- [WORK REQUIRED]
Return each line of the data below that contains the string "JSON".

Start of INPUT RECORDS

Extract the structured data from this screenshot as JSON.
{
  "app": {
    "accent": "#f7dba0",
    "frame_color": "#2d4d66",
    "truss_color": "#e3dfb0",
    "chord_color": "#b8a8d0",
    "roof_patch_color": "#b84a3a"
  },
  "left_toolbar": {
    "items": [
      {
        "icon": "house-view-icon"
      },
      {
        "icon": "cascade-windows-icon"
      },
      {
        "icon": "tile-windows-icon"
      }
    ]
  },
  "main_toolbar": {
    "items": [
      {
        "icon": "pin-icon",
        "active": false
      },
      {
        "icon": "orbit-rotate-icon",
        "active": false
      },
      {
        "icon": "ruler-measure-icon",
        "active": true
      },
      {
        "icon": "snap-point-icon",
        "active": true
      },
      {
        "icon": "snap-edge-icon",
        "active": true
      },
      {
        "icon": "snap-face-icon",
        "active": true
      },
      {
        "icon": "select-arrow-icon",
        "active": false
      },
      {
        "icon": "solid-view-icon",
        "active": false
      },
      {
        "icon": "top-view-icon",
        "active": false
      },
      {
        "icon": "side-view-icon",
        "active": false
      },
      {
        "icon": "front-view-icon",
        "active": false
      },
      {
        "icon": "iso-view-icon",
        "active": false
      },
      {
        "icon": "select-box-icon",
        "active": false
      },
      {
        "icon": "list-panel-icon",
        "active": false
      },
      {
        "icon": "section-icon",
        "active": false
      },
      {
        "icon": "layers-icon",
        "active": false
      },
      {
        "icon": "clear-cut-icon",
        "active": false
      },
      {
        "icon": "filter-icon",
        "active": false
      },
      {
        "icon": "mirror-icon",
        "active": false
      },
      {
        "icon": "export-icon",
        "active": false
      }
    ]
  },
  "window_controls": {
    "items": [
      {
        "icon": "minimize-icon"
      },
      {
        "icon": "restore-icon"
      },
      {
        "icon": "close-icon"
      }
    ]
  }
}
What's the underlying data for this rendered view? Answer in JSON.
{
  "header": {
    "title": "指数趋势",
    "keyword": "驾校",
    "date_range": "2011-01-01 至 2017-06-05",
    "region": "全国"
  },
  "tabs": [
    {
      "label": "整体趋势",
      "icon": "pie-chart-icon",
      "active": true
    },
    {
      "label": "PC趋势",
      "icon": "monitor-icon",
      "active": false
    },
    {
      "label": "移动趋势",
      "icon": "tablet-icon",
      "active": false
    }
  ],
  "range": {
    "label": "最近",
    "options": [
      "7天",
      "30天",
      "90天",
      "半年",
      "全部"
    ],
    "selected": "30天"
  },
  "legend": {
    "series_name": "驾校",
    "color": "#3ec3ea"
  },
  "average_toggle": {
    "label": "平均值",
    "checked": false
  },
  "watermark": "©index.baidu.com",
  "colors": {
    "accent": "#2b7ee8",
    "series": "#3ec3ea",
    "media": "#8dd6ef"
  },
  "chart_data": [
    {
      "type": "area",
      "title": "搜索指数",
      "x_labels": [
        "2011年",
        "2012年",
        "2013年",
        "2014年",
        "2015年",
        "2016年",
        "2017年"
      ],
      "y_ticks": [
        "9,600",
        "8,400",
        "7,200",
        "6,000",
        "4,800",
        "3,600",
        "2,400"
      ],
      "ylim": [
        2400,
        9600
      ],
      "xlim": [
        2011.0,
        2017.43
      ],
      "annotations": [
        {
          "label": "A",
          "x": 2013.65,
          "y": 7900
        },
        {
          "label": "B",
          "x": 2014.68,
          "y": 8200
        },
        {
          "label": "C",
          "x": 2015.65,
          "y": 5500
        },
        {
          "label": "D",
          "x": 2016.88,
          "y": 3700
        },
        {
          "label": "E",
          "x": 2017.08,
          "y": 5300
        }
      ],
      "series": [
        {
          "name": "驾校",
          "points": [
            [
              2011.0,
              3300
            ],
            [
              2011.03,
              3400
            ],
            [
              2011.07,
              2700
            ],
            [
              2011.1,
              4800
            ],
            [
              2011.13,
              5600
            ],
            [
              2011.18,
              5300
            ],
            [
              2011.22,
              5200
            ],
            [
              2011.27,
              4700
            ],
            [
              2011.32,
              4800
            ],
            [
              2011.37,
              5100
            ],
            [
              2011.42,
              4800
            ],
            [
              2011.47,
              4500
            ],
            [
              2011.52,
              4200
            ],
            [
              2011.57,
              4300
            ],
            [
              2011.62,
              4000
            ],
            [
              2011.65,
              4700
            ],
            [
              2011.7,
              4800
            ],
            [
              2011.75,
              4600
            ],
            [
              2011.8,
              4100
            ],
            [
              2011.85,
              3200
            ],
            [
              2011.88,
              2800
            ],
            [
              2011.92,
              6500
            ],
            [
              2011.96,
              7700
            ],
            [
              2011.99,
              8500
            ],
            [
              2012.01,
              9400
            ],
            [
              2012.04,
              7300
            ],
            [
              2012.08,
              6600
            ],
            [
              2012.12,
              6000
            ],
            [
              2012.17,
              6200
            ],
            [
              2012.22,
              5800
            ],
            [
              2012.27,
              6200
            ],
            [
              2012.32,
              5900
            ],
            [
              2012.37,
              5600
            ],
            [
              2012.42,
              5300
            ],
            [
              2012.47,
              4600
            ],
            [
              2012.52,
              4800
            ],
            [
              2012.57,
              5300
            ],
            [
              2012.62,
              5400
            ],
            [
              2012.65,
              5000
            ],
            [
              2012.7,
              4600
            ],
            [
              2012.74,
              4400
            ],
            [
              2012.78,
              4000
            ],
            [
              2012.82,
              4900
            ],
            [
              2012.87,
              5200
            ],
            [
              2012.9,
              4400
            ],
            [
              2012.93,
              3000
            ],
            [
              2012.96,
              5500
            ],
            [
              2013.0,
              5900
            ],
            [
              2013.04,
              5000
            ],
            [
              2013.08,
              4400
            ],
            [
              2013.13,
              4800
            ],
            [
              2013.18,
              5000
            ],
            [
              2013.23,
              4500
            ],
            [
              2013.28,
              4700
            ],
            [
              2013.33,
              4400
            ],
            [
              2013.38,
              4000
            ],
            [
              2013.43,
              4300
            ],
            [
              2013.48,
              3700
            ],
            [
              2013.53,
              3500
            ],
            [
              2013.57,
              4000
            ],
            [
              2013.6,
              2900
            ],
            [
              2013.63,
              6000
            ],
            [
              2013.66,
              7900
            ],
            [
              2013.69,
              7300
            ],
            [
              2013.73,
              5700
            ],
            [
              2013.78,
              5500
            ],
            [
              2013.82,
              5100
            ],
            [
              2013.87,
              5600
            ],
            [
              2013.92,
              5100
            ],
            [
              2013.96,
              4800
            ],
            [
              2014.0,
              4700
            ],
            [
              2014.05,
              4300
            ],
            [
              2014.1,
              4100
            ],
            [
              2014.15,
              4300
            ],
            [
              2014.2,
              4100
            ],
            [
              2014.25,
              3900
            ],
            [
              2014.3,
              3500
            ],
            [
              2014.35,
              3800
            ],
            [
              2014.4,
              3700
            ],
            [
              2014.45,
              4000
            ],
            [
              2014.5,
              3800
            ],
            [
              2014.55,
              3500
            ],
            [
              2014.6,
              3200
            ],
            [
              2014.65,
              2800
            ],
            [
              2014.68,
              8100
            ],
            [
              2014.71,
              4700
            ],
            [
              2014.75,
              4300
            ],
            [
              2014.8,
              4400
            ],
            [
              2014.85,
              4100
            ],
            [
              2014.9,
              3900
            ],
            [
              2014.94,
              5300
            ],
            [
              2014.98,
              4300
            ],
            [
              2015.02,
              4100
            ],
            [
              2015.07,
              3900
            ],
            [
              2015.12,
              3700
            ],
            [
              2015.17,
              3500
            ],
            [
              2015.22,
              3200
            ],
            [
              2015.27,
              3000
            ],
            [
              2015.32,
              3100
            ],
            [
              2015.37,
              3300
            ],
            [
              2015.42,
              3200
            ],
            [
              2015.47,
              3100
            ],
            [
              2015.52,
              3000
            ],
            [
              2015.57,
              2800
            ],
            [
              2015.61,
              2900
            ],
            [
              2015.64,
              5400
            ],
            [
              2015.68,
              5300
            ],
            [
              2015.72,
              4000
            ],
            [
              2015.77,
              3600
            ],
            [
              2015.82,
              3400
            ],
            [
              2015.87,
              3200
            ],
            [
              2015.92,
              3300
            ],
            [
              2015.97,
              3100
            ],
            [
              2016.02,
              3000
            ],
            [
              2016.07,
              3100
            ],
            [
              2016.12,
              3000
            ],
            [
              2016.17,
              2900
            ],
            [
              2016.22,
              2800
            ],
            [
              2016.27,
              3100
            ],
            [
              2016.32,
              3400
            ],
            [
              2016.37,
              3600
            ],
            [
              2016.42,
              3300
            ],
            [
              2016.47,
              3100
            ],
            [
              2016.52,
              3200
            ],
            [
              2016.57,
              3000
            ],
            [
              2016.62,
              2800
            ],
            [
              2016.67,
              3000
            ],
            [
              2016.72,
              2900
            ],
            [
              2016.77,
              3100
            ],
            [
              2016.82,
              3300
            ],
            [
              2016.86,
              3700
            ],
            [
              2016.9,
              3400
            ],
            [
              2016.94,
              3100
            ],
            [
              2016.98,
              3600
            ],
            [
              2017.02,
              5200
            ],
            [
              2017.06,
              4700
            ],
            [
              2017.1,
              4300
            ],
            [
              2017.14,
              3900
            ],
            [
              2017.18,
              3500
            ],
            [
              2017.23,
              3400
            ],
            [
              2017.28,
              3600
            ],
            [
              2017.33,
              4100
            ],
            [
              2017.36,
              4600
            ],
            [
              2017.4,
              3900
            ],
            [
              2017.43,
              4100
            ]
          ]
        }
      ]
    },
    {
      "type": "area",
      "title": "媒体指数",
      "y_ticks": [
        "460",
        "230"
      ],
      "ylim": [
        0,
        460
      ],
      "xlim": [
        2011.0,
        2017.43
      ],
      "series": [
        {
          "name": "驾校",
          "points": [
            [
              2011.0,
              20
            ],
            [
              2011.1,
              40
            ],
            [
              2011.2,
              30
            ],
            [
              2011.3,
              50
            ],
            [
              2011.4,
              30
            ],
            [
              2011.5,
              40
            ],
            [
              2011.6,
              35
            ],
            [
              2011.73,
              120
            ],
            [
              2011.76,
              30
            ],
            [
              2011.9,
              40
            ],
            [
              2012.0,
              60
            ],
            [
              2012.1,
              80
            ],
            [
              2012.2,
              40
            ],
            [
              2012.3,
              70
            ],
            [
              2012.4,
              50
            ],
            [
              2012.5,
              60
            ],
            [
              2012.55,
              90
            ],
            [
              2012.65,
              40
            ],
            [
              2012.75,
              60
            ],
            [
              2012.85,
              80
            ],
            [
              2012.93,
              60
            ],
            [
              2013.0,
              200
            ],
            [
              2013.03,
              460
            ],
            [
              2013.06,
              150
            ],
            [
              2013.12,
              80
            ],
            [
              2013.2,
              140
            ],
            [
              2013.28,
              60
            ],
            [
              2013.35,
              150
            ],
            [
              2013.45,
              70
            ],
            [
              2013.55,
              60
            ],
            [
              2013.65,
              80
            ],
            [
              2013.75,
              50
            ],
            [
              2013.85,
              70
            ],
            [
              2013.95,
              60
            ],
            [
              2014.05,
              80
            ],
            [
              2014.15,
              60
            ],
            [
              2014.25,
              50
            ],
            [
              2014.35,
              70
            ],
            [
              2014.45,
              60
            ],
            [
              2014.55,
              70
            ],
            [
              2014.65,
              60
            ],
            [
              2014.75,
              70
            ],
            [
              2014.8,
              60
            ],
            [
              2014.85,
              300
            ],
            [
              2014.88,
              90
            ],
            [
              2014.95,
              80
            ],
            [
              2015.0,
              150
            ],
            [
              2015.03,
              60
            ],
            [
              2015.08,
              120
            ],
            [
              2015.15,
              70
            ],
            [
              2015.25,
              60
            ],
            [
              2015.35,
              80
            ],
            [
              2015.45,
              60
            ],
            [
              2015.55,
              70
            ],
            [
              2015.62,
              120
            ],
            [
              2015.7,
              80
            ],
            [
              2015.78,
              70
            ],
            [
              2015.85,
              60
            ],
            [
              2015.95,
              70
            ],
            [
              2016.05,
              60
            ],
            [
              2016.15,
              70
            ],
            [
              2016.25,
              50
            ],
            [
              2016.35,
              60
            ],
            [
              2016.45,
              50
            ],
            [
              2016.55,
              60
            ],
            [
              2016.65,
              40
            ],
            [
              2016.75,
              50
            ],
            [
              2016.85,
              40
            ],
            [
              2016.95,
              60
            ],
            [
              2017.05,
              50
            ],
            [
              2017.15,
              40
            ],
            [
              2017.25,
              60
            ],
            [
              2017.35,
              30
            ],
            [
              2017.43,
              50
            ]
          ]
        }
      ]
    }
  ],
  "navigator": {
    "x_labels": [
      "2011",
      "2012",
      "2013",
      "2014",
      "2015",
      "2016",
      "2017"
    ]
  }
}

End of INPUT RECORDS

- [TASK ANSWER]
Extract the structured data from this screenshot as JSON.
What's the underlying data for this rendered view? Answer in JSON.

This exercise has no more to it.